>>
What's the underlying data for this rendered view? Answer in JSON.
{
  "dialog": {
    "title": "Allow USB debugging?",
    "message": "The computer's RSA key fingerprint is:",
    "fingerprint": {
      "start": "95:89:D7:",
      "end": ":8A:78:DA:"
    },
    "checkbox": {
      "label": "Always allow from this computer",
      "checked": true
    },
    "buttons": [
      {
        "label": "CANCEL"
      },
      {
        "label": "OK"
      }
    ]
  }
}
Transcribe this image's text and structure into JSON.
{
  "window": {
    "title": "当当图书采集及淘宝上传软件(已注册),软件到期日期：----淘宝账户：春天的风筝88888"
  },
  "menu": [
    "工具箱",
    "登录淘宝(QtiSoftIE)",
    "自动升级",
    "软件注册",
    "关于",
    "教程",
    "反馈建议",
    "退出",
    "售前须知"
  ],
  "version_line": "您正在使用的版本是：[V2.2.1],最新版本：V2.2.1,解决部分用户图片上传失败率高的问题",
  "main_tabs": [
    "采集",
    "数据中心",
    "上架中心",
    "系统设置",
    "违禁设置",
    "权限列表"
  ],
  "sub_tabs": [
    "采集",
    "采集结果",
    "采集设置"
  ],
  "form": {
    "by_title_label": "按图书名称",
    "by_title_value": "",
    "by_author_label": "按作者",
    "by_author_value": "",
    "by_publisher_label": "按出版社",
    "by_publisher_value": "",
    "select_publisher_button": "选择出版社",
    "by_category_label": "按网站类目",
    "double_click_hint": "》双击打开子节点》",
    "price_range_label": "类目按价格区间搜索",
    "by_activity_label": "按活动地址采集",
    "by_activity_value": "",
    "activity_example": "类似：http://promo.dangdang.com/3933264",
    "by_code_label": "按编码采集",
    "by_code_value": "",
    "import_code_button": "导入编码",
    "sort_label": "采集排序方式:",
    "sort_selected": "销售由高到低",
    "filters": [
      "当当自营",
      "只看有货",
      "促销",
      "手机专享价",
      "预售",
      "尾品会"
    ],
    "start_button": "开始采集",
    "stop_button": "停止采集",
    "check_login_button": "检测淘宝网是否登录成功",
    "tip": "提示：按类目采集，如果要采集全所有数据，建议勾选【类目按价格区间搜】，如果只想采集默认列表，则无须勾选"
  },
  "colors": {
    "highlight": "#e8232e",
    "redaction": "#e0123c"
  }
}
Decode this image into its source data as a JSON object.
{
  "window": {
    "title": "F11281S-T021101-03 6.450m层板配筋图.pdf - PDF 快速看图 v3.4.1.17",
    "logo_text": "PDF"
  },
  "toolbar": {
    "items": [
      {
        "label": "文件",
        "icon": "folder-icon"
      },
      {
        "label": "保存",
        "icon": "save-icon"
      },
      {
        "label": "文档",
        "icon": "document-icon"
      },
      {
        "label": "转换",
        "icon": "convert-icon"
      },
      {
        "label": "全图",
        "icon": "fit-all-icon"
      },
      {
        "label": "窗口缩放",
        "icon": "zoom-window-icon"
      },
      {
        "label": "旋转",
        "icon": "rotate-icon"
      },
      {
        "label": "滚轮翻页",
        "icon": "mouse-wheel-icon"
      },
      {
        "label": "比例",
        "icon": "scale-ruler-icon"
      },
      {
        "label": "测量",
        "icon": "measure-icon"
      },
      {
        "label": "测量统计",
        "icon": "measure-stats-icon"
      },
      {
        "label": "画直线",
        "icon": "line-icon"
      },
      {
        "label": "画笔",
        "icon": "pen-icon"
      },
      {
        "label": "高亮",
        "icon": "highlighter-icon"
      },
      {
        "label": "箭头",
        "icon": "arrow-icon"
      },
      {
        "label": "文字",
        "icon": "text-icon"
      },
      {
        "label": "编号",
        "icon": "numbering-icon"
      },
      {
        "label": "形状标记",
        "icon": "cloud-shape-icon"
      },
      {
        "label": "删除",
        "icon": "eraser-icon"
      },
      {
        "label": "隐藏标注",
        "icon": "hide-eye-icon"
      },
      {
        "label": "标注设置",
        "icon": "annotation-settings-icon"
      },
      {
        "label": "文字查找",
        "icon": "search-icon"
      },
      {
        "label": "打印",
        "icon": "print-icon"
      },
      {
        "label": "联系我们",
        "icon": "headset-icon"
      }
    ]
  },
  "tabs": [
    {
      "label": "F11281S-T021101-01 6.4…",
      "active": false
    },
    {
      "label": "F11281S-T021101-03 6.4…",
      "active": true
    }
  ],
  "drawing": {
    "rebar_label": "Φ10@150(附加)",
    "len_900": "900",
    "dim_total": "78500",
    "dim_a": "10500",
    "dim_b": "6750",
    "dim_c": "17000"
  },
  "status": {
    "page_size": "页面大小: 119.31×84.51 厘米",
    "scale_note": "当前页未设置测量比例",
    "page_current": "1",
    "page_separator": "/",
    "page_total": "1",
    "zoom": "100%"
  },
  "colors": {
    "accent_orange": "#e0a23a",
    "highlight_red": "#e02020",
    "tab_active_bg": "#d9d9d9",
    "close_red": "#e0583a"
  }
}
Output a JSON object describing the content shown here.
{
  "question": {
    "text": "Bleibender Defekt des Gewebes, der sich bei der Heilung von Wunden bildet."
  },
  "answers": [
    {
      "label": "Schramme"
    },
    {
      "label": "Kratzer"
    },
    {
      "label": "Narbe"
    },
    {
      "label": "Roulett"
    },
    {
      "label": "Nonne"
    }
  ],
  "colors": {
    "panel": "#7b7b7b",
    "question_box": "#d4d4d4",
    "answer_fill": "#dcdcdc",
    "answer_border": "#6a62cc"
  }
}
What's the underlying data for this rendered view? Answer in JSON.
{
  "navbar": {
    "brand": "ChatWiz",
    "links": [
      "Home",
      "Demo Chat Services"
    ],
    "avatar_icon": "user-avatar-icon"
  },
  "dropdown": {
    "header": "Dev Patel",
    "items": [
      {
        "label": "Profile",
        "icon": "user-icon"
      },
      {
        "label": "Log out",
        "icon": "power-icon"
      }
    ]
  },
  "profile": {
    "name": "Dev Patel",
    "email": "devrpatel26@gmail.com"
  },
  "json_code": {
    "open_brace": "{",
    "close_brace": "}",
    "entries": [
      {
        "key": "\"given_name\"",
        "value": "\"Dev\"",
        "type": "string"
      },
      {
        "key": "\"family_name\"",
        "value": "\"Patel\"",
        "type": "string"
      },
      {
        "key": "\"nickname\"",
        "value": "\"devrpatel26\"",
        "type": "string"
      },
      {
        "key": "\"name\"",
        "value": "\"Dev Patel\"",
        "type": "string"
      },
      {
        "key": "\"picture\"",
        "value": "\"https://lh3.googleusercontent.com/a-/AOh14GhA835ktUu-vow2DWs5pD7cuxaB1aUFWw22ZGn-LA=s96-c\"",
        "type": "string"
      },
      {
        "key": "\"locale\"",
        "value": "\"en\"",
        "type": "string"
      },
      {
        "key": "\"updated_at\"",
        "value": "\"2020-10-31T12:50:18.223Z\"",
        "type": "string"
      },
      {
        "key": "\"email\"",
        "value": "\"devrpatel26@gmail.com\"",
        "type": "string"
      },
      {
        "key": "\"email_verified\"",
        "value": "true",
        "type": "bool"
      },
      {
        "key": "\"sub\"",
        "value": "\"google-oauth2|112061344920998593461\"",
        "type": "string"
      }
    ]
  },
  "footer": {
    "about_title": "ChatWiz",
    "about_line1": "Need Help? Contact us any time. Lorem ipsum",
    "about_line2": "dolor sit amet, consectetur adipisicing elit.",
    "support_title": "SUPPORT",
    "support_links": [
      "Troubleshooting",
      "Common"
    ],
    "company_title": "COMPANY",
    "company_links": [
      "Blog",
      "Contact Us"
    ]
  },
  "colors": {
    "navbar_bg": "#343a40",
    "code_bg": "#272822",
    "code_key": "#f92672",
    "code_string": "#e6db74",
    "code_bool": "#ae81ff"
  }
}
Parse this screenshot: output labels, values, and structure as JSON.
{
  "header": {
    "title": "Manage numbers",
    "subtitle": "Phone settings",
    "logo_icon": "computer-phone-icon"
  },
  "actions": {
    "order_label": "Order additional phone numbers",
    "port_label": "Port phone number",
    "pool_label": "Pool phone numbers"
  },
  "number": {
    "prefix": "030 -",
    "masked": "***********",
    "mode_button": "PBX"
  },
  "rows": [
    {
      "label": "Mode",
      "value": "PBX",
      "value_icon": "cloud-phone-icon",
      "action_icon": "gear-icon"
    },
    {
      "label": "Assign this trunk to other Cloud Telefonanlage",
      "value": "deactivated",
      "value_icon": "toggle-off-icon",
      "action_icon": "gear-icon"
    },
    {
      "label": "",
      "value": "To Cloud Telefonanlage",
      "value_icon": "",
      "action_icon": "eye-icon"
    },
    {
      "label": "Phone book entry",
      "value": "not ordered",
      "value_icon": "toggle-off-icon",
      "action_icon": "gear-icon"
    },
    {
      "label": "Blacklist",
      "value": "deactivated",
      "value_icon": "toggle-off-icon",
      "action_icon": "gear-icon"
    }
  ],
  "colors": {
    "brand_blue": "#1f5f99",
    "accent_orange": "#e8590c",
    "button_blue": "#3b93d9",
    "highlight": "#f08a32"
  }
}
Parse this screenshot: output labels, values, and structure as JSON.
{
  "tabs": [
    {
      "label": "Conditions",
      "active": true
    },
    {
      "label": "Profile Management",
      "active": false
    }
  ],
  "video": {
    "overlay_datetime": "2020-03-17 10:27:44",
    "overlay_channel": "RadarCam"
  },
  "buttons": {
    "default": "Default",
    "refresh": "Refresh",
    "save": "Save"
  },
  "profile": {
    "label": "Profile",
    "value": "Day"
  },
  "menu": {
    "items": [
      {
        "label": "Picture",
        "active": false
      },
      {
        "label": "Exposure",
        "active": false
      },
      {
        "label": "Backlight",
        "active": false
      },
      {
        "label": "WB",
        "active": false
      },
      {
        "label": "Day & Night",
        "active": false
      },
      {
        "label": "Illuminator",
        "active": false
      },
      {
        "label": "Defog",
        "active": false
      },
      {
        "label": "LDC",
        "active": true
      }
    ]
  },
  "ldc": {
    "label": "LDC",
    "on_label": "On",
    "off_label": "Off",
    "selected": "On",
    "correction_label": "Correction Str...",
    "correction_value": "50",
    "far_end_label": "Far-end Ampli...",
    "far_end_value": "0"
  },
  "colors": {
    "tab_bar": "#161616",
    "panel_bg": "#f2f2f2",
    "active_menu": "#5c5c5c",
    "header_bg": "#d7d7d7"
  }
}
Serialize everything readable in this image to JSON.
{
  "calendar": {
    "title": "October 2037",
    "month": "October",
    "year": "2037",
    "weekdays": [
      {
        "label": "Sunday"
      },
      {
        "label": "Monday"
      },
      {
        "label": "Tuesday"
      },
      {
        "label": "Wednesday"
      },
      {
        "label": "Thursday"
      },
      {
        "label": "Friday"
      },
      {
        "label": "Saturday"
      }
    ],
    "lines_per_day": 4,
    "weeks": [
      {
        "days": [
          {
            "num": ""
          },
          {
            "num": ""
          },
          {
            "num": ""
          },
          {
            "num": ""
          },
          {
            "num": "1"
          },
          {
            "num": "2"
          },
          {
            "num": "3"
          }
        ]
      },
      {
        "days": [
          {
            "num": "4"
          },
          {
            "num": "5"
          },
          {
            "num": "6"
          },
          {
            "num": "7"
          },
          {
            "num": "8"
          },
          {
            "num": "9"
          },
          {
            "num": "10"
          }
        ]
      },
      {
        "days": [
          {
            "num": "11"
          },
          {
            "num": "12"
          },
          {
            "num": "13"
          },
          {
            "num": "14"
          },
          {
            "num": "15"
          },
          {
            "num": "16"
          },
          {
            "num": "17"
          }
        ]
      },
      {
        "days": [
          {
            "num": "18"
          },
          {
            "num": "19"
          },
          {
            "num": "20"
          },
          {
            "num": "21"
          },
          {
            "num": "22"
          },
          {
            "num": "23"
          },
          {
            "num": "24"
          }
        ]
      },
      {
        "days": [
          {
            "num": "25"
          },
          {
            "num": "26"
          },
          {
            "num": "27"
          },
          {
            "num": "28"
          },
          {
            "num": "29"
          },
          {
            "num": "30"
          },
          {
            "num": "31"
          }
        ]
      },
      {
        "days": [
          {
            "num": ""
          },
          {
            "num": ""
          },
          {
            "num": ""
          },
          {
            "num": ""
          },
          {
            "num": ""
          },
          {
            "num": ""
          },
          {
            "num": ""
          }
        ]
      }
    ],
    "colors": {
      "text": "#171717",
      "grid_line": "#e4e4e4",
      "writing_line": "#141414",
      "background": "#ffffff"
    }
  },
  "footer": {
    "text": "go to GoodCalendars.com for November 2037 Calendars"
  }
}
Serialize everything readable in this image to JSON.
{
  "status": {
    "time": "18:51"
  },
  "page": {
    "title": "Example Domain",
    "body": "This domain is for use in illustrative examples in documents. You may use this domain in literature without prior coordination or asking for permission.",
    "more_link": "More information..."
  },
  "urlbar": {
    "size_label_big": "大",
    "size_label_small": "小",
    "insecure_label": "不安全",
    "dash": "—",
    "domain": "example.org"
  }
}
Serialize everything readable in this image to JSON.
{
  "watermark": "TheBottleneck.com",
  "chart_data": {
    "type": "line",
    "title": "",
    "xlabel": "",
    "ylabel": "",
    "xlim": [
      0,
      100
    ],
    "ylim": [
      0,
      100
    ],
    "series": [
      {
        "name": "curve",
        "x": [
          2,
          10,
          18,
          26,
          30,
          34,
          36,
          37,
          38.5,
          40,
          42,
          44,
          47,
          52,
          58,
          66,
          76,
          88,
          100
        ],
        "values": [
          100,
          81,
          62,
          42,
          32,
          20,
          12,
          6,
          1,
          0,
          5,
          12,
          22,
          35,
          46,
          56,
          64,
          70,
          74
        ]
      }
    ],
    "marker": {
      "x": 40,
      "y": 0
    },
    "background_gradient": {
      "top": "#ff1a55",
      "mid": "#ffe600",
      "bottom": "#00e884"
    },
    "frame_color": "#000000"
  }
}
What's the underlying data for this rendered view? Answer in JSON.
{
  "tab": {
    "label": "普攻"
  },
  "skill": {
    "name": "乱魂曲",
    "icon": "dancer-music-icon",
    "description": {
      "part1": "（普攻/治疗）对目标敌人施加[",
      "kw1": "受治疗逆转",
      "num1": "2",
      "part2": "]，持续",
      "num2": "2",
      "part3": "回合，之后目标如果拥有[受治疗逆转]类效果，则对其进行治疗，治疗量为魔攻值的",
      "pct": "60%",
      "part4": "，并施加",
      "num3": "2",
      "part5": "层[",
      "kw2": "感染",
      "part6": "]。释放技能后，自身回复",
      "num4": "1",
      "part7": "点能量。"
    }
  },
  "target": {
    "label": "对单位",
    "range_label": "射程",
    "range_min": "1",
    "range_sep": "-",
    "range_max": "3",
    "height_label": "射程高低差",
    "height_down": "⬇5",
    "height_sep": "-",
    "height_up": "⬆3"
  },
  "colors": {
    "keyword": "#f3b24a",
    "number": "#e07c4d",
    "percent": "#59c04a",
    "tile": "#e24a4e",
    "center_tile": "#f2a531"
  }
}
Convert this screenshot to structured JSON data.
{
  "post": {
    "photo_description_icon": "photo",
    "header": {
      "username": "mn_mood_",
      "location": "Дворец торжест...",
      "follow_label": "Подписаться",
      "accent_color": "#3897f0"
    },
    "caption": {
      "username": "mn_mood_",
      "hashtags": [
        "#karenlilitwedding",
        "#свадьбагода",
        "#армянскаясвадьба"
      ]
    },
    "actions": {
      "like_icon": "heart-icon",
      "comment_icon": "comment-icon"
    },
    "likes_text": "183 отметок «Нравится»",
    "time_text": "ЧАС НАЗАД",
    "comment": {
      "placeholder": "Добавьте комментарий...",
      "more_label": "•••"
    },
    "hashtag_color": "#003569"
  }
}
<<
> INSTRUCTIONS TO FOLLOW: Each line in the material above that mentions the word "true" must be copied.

> EXERCISE RESULT:
      "checked": true
      "active": true
        "value": "true",
      "active": true
        "active": true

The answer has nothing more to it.